The Christmas That Shall Be (Part II)

December 23, 2015

“I would have lost heart, unless I had believed that I would see the goodness of the Lord in the land of the living.”  (Psalm 27:13)

The Old Testament people of God lived their lives believing it was possible to ‘see the Good.’  In Psalm 34 King David challenges hopeless fugitives to ‘taste and see that the Lord is good,’ and the Lord is the Good they have been seeking all their lives.

In the great love chapter of the Bible, the Apostle Paul tells us the three lasting, eternal values in life are faith, hope, and love (I Cor. 13:13).  Love is the greatest of these eternal values because God is Love.  Faith is an eternal value because faith brings us to God.  Hope is also one of the three great eternal values because hope brings us to the faith that brings us to God.  In the heart of every human being, God plants hope – the conviction that something good exists in this life and someday that good is going to intersect our lives.  That is what the author of Hebrews means when he tells us that faith gives substance to the things for which we have been hoping. (Hebrews 11:1)

Every year, approximately 30,000 people commit suicide.  Research by sociologists, psychiatrists, and psychologists tells us they commit suicide because they lose hope.

As followers of Jesus Christ, we must realize that we have the Good News that can give hope to the hopeless.  Because we really believe in the Christmas that was, we should share it with the people Jesus came to seek and to save.  (Luke 19:10).  We show that we really believe in the Christmas that shall be when we tell hopeless people that God is going to give us another Christmas.

Like the wise men we should ask the question, “Where is He?,” seek Him until we find Him, worship Him, and give the gift of our lives to Him.  Then, like the shepherds, we should tell everybody the very Good News that Christmas has come and Christmas is coming again to this otherwise hopeless world!

Dick Woodward, A Christmas Prescription


Hope-filled “Hupomone” Love

May 19, 2015

Love knows no limit to its endurance, no end to its trust, no fading of its hope; it can outlast anything.
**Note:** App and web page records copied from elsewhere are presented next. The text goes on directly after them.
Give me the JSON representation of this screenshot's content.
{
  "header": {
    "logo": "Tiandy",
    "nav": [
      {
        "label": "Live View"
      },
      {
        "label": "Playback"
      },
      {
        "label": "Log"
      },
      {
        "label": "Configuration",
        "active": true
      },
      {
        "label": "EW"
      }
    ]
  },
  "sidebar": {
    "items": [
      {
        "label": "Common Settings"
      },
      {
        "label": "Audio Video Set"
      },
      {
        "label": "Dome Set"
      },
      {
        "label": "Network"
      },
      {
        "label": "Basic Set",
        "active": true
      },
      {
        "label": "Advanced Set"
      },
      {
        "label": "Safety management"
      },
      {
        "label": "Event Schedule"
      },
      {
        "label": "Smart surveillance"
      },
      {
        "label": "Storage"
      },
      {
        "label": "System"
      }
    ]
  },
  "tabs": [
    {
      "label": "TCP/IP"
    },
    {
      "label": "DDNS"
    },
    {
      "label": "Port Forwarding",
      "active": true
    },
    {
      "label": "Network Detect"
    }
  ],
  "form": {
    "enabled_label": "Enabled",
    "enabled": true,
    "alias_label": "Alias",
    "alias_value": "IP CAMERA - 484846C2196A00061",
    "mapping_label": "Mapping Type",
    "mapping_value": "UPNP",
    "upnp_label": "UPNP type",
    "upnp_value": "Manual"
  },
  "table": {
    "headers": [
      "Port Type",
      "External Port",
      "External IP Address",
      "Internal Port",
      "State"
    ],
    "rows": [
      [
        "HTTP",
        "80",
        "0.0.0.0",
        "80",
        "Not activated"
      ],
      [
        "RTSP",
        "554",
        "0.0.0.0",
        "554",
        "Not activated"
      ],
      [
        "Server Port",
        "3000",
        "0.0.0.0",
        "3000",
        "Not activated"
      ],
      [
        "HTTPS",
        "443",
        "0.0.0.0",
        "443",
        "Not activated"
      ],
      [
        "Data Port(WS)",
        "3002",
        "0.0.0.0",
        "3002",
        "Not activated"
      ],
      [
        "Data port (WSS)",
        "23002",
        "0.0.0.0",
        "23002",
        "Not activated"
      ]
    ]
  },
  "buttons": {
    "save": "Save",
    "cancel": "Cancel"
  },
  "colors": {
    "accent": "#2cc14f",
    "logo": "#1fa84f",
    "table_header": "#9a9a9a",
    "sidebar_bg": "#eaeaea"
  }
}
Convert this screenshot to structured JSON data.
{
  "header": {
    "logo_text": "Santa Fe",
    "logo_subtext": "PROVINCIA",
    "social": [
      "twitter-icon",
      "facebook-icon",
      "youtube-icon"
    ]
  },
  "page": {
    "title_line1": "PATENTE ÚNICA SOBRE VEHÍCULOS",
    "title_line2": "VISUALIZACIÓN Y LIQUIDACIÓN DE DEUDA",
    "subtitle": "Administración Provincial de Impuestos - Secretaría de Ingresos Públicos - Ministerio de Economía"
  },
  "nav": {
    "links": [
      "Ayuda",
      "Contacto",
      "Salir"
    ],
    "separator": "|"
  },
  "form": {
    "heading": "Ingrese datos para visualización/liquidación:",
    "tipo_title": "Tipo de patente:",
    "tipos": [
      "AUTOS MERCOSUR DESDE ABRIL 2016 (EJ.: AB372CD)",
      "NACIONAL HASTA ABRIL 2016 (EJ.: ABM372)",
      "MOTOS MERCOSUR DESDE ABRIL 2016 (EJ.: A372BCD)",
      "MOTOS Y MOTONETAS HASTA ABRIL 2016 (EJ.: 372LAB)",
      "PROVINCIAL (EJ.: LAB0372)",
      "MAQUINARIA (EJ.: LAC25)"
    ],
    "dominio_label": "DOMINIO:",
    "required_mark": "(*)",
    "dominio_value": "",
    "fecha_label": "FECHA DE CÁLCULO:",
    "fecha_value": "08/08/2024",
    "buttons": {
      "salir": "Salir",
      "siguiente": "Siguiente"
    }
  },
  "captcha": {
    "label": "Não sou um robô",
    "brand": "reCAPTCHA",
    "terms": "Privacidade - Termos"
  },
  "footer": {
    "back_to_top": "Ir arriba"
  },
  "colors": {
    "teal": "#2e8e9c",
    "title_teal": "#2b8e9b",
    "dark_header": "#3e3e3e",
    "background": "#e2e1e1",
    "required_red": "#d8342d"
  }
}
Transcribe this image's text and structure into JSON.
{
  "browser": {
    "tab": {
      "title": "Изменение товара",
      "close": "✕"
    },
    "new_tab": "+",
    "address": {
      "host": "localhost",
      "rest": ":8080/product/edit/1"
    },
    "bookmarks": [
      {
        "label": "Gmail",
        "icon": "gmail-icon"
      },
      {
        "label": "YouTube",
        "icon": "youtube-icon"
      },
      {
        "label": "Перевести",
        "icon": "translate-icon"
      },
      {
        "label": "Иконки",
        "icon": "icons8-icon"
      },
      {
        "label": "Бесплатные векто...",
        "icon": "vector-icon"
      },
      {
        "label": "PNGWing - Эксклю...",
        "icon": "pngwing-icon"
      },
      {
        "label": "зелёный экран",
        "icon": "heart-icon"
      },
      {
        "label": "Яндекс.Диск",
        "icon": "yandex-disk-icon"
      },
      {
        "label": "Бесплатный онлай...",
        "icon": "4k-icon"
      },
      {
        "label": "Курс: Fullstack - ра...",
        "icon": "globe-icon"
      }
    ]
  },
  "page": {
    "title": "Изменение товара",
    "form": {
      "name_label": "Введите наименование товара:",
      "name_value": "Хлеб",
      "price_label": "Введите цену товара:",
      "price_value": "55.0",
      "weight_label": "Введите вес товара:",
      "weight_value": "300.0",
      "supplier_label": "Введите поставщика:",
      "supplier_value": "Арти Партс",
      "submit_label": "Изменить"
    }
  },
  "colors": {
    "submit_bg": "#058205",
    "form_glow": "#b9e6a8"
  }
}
It is, in fact, the one thing that still stands when all else has fallen.”  (I Corinthians 13:7-8, J.B. Phillips)

We read in the book of Hebrews:  “Now faith is the substance of things hoped for; the evidence of things not seen.”  The inspired author of the great faith chapter means that the object of faith is always unseen, and faith gives substance to our hope that the object of our faith exists.  In other words, faith puts a foundation under our hope.  We hope until faith gives us reason to believe. (Hebrews 11:1)

When faith cannot place a foundation under our hope for the ones we love, all we can do is hope for them.  According to the love hymn of Paul, the one applying the love of Christ will hope for them. Love joyfully awaits for the fulfillment of what it prayerfully desires, imagines, dreams and hopes concerning the potential of the ones we love.

When Paul writes, “Love endures all things,” he means love perseveres while it awaits the fulfillment of what it hopes and believes to see in the lives of the ones being loved.  The Greek word translated as ‘endurance’ is ‘hupomone.”  It is a combination of two Greek words, to ‘abide‘ and ‘under,‘ whatever is required to love someone.

This is especially important when we love a person who is not responding to our loving, positive reinforcement.  This quality of loving perseverance equips believers to love and pray loved ones through their addictions to alcohol, chemical substances, pornography, gambling, eating disorders and the seemingly endless list of compulsive habits.

These ‘chains’ of the evil one can only be broken with supernatural assistance from God, often using, as conduits, those who love with this love that hopes, believes, and endures all things.  By their actions they make this statement to those they love:  “Nothing you do or say can make me stop loving you because I’m loving you with the love of Christ.  The love of Christ is tough love.”

Dick Woodward, from A Prescription for Love


Why Hope?

March 24, 2013

“I would have despaired, unless I had believed that I would see the goodness of the Lord in the land of the living.”  (Psalm 27:13)

The Apostle Paul concludes his great love chapter by profiling three eternal values: faith, hope and love.  We know that love is an eternal value because God is loveWe can also understand why faith is one of the three eternal values because faith brings us to God.  But why is hope one of the three great eternal values?

God plants hope, or the conviction that something good exists in this world, in the heart of every human being.  When you get into the lives of many people and understand their battles and challenges you cannot help but wonder how they could believe there is something good in this life.

When I was in college my dormitory was located at the end of Hope Street in Los Angeles adjacent to the Los Angeles Public Library.  The same day I learned in a course that more than 25,000 people committed suicide in 1952 because they lost hope, a man committed suicide by jumping from the top of my dormitory.

The newspaper reporter who recorded the story was more eloquent than he knew when he wrote: “An unidentified man jumped to his death today from a tall building at the end of Hope Street.”

David knew that he would despair if he ever lost that conviction God put in his heart the Bible labels hope.  Hope is an eternal value because it is meant to lead us to faith, and faith is to lead us to God.

Let your hope bring you to faith and your faith to God.  And remember that people around you are despairing without that hope you have.